• Assignment: Repeat word for word, please, only the lines from the one that includes "Transcribe this image's" through the final line of the data.

• Exercise data:
'''

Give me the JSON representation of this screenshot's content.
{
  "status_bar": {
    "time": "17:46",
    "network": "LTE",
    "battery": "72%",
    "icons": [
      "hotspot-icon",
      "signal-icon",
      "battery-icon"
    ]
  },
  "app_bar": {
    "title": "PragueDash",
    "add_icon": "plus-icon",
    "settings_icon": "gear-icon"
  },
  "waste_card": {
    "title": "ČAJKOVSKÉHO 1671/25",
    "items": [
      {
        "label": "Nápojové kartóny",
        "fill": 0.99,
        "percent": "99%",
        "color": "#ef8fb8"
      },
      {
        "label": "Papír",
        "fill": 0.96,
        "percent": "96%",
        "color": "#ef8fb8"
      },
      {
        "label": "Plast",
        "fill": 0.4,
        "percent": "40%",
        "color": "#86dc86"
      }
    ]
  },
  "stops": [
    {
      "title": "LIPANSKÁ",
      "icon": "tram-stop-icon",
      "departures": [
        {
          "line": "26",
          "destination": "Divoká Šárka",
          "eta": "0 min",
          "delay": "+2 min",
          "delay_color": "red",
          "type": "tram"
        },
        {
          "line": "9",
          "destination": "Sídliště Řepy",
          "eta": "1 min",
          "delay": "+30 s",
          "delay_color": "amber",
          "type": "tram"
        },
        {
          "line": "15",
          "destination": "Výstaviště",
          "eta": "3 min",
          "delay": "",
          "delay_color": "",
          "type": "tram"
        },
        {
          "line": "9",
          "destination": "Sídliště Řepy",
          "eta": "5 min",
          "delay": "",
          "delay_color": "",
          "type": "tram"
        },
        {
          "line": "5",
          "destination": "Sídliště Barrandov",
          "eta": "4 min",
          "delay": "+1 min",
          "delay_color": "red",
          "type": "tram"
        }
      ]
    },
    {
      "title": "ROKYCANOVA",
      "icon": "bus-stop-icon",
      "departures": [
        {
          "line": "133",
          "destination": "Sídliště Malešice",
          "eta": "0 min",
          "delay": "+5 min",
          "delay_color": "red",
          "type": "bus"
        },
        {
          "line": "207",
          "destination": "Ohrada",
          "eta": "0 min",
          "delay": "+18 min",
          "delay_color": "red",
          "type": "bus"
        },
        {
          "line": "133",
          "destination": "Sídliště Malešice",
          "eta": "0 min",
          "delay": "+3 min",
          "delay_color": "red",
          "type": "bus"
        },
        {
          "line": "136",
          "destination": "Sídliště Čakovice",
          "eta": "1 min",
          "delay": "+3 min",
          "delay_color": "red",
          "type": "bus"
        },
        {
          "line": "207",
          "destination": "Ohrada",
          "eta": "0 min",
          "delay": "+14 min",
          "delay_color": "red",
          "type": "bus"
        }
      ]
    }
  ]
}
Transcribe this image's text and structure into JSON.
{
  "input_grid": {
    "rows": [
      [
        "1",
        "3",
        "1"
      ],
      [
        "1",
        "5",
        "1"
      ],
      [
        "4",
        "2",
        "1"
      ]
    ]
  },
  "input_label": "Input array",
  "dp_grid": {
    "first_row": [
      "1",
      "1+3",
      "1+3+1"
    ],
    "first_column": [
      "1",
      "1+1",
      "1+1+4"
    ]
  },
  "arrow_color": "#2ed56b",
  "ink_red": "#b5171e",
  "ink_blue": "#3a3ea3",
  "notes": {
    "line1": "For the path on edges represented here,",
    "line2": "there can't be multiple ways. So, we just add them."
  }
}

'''

• Answer area:
Transcribe this image's text and structure into JSON.
{
  "input_grid": {
    "rows": [
      [
        "1",
        "3",
        "1"
      ],
      [
        "1",
        "5",
        "1"
      ],
      [
        "4",
        "2",
        "1"
      ]
    ]
  },
  "input_label": "Input array",
  "dp_grid": {
    "first_row": [
      "1",
      "1+3",
      "1+3+1"
    ],
    "first_column": [
      "1",
      "1+1",
      "1+1+4"
    ]
  },
  "arrow_color": "#2ed56b",
  "ink_red": "#b5171e",
  "ink_blue": "#3a3ea3",
  "notes": {
    "line1": "For the path on edges represented here,",
    "line2": "there can't be multiple ways. So, we just add them."
  }
}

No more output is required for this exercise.